Physical aesthetics and beauty has long been considered a driving force in social interactions. Even children are taught the importance of developing an aesthetic awareness with the understanding that what is beautiful is good. Today, people become increasingly concerned about the effects of ageing on their face because it is the central feature taken into account in making overall aesthetic judgments of others.
We certainly can do a magnificent job at making your teeth look great and giving you a healthy and beautiful smile: Cosmetic dentistry has been an absolute boom over the last 30 years when it comes to such innovative procedures as teeth whitening, minimally invasive veneers, tooth-colored fillings, and bracket-free orthodontics. But now that you can have your teeth looking much better, it is time to consider that dentistry does not begin or end inside the lips. If your teeth look perfect but we ignore the rest of the face, then we have really limited what we can accomplish with aesthetic dentistry. Teeth need to fit into the entire framework of your face. This is especially true of the immediate areas which surround and outline your mouth. Even though your expectations in terms of tooth colour, shape, and alignment are fulfilled, there always will be something missing from the aesthetic result you could get if unsightly nasolabial folds, marionette lines, dropping lip commisures still frame your nice teeth.
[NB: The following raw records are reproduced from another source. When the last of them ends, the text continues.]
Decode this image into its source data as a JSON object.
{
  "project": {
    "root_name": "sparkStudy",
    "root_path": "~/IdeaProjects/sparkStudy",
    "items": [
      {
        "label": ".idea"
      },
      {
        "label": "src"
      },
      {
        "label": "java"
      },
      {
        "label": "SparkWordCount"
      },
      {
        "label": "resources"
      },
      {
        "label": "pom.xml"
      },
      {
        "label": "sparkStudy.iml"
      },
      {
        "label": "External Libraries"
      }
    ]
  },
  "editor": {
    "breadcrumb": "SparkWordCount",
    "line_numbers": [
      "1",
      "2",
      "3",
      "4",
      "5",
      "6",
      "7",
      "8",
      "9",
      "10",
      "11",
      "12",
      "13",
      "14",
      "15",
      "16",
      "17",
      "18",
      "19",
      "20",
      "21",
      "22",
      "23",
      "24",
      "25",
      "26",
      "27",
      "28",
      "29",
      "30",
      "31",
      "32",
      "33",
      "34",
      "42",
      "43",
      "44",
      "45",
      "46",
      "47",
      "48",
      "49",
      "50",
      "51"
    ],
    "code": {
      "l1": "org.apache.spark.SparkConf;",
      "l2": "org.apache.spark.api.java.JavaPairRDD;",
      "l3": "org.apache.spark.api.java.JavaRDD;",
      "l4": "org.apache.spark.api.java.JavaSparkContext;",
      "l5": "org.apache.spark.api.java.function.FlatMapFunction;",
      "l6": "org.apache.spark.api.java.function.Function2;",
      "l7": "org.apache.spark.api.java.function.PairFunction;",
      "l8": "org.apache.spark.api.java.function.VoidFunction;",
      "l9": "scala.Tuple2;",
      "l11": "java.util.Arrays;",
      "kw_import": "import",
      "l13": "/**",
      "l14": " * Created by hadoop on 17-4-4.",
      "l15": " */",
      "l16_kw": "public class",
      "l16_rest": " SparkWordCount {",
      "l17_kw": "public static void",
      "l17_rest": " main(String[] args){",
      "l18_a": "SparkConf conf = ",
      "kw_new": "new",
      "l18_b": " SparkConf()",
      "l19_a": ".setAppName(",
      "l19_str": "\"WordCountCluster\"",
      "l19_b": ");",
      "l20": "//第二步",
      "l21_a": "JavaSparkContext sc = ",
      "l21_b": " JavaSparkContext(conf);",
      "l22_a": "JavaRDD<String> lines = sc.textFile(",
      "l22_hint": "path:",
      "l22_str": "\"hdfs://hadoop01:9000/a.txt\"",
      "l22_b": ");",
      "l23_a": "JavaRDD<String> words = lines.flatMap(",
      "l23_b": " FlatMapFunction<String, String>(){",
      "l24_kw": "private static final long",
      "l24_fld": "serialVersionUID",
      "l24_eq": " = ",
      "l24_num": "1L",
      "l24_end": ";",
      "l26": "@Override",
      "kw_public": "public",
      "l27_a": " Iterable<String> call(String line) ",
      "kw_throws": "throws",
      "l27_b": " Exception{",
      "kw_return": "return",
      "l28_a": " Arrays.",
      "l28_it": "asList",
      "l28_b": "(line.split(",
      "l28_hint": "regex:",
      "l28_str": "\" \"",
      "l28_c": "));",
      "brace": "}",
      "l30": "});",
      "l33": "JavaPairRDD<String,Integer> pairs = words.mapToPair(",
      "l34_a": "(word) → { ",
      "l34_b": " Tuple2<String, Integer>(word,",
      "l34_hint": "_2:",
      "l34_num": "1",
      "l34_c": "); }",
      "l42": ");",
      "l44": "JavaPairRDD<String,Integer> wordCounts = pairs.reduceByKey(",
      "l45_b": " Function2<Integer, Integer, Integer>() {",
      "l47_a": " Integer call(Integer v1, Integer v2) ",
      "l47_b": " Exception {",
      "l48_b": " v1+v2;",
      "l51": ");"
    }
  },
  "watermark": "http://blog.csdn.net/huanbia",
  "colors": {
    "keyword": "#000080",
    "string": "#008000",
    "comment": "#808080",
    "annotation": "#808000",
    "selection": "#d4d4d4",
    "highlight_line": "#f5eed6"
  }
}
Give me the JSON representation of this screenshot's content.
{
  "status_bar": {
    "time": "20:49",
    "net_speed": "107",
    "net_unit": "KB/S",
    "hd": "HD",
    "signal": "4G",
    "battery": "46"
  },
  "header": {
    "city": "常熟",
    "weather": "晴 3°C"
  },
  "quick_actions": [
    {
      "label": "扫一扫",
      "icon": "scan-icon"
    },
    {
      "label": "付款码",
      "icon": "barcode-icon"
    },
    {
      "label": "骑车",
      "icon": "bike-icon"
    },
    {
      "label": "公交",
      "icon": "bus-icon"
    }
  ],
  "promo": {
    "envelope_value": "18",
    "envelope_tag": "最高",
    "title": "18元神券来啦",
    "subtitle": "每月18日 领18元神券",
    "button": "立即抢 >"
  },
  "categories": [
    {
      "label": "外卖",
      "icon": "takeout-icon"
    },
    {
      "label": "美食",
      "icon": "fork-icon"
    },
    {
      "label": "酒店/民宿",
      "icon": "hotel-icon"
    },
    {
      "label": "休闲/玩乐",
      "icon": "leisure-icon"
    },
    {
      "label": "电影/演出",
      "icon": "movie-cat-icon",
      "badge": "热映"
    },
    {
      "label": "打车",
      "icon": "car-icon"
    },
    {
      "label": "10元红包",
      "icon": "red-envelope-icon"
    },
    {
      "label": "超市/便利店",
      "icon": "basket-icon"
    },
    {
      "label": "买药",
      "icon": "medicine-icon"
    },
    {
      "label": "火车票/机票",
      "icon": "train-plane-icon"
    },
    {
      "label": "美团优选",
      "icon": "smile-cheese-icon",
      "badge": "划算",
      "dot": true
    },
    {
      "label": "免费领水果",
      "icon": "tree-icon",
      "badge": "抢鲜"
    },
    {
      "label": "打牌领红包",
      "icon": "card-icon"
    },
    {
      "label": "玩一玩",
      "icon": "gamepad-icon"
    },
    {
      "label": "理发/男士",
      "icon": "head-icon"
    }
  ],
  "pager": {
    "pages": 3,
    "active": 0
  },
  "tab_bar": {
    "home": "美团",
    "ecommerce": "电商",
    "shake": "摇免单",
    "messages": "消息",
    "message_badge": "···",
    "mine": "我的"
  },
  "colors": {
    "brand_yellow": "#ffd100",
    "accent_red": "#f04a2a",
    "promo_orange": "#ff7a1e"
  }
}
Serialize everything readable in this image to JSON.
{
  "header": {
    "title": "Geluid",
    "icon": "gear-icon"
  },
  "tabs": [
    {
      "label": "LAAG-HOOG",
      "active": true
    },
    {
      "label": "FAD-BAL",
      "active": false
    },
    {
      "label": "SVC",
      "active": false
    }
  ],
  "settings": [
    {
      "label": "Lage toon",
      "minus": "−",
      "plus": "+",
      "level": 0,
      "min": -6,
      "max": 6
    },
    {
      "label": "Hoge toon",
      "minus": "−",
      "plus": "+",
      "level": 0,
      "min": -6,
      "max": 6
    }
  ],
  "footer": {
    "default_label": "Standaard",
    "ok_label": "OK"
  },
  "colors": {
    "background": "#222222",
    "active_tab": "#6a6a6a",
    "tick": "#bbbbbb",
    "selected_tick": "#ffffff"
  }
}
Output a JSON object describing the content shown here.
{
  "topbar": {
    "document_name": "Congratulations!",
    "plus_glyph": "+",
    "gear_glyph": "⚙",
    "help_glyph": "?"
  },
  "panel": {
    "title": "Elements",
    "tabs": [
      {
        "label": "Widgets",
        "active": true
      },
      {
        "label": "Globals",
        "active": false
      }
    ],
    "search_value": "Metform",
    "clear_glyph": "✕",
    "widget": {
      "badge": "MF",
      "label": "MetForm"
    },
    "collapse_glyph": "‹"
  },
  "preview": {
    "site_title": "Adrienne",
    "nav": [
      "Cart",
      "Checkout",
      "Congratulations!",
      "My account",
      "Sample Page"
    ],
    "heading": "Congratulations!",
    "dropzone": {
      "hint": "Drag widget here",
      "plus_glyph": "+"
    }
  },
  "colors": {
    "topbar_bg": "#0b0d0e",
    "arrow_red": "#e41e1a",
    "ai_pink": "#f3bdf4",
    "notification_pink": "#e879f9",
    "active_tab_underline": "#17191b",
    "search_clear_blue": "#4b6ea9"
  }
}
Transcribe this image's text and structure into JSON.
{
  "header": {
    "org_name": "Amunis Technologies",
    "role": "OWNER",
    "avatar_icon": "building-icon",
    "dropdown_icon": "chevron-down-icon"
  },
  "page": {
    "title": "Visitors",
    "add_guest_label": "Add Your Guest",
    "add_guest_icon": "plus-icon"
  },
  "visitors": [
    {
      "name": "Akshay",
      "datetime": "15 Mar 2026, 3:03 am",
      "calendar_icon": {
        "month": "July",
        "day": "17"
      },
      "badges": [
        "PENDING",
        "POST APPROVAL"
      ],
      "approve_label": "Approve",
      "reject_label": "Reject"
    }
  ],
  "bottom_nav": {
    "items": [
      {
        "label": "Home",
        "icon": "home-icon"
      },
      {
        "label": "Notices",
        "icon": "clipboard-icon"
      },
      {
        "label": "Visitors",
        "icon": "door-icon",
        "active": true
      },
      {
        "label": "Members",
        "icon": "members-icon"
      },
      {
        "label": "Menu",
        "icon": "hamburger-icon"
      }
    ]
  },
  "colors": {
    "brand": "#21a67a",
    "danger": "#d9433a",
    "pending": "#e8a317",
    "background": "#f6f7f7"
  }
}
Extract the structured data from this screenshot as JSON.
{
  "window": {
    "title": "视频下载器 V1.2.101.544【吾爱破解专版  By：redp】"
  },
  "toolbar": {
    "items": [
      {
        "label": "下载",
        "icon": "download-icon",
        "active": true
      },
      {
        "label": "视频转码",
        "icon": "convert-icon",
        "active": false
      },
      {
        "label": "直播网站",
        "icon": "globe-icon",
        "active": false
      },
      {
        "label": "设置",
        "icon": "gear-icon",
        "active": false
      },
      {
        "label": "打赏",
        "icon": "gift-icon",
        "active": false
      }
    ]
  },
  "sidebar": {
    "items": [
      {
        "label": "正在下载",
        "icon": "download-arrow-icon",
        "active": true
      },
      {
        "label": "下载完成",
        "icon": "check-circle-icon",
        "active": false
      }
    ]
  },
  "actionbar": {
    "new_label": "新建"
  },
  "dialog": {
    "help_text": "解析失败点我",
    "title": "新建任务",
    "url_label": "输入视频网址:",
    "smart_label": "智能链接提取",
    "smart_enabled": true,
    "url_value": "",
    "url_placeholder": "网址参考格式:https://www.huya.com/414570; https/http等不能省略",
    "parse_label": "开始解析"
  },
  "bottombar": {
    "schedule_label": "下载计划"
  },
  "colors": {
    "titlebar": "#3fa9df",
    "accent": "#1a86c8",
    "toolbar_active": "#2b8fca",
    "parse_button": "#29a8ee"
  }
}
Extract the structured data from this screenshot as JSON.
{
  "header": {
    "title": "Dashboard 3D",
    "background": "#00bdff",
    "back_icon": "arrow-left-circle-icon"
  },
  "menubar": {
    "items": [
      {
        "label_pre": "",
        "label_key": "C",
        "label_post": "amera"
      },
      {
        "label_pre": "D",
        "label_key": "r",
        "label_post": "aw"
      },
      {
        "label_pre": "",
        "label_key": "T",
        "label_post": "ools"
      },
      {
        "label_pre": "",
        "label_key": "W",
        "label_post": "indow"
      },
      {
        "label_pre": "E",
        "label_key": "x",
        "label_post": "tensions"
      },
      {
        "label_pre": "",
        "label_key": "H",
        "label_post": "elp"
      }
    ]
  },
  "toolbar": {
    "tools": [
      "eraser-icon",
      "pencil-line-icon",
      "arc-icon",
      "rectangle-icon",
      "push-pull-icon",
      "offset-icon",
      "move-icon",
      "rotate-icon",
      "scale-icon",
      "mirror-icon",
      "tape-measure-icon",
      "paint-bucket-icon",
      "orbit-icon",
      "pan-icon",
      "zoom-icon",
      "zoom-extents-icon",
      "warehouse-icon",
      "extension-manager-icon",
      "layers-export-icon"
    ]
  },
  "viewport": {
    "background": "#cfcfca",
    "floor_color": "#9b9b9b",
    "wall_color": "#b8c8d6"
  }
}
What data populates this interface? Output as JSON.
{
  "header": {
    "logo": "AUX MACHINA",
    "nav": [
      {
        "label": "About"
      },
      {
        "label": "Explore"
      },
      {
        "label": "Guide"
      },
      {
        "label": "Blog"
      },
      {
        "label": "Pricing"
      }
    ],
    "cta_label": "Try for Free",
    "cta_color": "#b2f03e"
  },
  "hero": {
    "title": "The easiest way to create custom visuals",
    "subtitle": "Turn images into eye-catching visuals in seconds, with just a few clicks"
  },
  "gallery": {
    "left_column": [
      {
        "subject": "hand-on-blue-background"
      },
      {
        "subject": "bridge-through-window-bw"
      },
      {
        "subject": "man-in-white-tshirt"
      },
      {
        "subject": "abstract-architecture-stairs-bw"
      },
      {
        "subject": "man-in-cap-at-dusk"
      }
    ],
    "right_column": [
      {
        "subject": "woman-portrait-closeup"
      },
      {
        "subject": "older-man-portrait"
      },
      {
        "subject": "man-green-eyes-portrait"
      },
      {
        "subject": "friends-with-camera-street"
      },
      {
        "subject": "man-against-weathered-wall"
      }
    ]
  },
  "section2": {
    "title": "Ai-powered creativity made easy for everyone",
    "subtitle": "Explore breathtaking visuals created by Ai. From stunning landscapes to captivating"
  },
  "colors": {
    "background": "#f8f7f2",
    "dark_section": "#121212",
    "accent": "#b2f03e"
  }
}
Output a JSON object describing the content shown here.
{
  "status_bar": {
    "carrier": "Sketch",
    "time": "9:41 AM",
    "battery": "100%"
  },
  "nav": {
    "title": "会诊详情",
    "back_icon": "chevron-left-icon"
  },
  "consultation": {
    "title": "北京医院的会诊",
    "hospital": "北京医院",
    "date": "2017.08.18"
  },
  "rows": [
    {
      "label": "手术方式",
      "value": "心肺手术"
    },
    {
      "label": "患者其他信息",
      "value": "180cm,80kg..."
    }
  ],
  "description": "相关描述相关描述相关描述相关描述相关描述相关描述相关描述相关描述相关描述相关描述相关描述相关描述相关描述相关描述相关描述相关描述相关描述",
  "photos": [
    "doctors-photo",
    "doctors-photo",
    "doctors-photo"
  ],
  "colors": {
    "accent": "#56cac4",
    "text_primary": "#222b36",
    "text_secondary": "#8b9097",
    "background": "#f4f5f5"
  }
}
Today, cosmetic dermatology techniques have been widely accepted worldwide as a correction of this ageing process because of their immediate effects, reasonable cost, and ease of delivery. Dermal filler therapy certainly can restore the lost volume in the soft tissues of your face but only so if the underlying bony framework has not been diminished by tooth loss. If those signs of premature ageing showing up on your face are consequential to -or accelerated by- tooth loss, you should first consider the alternative of having your lower facial height increased before embarking on cosmetic dermatology and surgical corrective procedures such as facelift.
You always will achieve a more dramatic and pleasing result with a combination of increase in lower facial height in addition to cosmetic dermatology and/or plastic surgery.
The field of facial aesthetics is complex and multifaceted. We have built a relationship with leading plastic surgeons and cosmetic dermatologists so that all your needs in terms of facial ageing can be addressed.